### Task description
For this exercise, please find the lines in the entries that include the word "Disk" and copy them.

### Material provided
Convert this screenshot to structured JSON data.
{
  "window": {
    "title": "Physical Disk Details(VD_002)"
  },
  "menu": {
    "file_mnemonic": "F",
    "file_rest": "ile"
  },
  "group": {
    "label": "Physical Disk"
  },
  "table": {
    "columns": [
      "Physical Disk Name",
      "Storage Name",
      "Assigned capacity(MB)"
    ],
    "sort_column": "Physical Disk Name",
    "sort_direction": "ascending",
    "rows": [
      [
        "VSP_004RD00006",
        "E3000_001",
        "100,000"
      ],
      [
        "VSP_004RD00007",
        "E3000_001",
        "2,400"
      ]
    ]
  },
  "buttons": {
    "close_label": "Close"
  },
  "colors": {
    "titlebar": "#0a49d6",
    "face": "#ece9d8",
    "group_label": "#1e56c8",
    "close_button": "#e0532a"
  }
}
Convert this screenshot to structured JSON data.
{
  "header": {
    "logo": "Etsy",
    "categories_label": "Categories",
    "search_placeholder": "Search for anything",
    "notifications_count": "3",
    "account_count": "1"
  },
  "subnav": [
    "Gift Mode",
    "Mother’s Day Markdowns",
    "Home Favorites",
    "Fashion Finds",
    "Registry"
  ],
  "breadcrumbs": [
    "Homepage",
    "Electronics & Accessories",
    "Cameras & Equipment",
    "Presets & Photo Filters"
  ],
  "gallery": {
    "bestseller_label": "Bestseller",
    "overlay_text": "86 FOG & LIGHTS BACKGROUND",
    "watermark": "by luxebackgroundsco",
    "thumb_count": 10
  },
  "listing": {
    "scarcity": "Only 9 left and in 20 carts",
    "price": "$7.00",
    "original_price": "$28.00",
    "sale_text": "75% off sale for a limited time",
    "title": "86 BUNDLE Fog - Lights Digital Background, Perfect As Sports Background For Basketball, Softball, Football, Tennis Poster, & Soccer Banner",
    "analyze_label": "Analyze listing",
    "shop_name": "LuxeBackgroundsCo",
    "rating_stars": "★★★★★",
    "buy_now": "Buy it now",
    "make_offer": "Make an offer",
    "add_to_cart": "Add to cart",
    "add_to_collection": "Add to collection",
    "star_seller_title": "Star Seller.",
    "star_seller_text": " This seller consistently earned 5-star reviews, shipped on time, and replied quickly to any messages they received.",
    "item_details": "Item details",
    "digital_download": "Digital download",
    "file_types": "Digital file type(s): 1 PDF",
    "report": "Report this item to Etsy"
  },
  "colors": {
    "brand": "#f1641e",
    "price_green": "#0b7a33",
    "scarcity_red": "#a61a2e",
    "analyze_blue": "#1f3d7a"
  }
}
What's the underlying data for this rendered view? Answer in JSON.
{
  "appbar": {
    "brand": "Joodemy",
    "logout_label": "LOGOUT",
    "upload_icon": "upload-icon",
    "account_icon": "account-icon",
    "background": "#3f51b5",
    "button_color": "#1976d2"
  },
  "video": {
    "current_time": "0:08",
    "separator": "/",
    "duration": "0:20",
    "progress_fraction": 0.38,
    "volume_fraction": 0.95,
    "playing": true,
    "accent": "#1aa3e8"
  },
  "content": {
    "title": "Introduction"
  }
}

### Answer space
    "title": "Physical Disk Details(VD_002)"
    "label": "Physical Disk"
      "Physical Disk Name",
    "sort_column": "Physical Disk Name",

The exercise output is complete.